When life gives you lemons
JM, Goooo-oool, 5.15.09
It is said that the Battle of Waterloo was won on the playing fields of Eton. History will decide if the battle of Beaudry will be won on the soccer fields of Balboa.
About three-hundred non-title-one (read: Anglo, occasionally Jewish) parents came to Balboa Park's soccer fields this morning to listen to Elissa Taub, Sandra Tsing Loh, and LAUSD Valley board member Tamar Galatzan proclaim that they were mad as hell and not taking...you know.

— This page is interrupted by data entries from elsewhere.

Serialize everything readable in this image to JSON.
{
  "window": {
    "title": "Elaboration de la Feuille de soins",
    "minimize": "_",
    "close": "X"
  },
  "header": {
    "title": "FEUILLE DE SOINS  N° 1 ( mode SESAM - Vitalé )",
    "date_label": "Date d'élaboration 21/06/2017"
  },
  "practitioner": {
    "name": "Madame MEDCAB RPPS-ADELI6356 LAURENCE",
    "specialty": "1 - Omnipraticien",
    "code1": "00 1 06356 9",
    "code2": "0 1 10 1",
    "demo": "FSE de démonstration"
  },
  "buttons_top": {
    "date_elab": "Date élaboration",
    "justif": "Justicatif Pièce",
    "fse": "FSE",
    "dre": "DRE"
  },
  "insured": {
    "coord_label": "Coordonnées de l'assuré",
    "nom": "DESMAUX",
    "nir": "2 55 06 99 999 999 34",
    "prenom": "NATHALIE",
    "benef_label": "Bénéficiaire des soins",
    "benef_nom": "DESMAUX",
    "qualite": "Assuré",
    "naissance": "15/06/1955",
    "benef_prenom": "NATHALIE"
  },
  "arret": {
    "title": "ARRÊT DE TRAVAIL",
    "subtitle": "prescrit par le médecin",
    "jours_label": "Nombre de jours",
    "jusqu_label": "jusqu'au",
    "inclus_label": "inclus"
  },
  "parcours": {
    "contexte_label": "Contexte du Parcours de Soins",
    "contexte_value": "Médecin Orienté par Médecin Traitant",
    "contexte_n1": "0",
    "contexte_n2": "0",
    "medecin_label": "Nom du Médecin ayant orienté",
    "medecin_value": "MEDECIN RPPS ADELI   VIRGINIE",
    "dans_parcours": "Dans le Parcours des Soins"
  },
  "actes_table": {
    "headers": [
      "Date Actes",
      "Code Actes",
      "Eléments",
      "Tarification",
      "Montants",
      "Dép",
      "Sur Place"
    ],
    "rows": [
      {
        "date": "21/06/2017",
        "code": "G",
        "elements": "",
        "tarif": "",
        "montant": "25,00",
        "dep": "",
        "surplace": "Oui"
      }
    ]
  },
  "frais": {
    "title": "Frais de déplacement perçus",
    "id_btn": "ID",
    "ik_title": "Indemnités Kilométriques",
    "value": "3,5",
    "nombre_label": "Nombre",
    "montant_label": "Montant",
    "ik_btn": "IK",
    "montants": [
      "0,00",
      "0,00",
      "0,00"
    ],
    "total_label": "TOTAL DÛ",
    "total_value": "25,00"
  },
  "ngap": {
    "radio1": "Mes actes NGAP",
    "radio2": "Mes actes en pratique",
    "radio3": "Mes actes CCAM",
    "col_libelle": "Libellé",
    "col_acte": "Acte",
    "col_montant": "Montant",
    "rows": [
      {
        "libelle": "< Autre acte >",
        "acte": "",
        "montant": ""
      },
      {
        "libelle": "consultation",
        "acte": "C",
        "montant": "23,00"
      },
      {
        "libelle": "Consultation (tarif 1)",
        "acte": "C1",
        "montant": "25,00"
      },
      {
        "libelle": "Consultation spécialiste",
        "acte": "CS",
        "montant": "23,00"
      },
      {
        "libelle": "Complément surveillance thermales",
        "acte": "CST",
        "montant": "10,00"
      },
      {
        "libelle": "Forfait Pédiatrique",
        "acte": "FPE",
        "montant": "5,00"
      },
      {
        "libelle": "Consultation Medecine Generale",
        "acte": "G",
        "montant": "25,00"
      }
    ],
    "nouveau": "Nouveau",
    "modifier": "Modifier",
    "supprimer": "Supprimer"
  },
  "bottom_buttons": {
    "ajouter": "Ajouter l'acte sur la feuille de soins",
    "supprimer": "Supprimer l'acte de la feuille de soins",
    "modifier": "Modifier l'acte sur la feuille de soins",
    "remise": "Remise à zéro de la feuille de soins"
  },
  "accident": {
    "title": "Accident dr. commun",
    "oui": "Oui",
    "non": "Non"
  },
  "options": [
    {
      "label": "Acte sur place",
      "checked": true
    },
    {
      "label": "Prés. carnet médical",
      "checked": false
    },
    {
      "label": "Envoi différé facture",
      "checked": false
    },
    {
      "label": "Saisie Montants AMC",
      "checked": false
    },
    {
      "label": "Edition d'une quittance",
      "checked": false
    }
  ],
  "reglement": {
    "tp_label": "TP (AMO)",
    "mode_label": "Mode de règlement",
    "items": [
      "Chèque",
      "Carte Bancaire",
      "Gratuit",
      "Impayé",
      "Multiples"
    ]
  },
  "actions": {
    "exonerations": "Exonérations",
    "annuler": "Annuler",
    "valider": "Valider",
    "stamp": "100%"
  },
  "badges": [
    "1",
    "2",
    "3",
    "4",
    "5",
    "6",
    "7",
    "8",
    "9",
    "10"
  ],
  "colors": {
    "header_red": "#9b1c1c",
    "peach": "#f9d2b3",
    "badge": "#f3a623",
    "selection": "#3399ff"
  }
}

The Lemonade Initiative, formed in recent weeks as an apolitical flack-catcher for disenchanted parents fed up with baking Snickerdoodles to supplement LAUSD Category I budgets, also marched on the District office of...LAUSD's Tamar Galatzan, one of the speakers (?).
The group already has its special argot: the main buzz distinction from other PTA groups is to carefully distinguish between "Teachers" (good) and "UTLA" (bad). In this way, it looks like an unwitting adjunct of the charter movement, whose longterm gameplan to villify teachers in order to cherry-pick public schools for private profit is well-known. The politically mercurial Ms. Loh artfully scapegoated "tenured health benefits for teachers" as one of the coming causes of the budget problem (it is not presently a problem), and claimed that "noone understands how district funding is done," then conceding that "six consultants in Sacramento" do indeed understand. One of the "not exactly political" (Loh's phrase) manifesto points as articulated by Taub is for "purchasing power for our local schools"---Cortines's decentralization plan of ten years ago, which caused some of the greater funding messes in the first place, finding new expression.
Galatzan, peddling lemons
Galatzan spoke without doing much speaking, ultimately promising to "to continue to be your partner in this fight" that isn't exactly political. Then the group marched up Balboa, on...wait for it...District offices, including Galatzan's office. For this revolutionary activity, Ms. Loh, whose publicity person passed out flyers on her behalf for an upcoming performance, sported a Che beret. The march, indeed the event, felt more like crossing a picket line than storming the Moncada Barracks.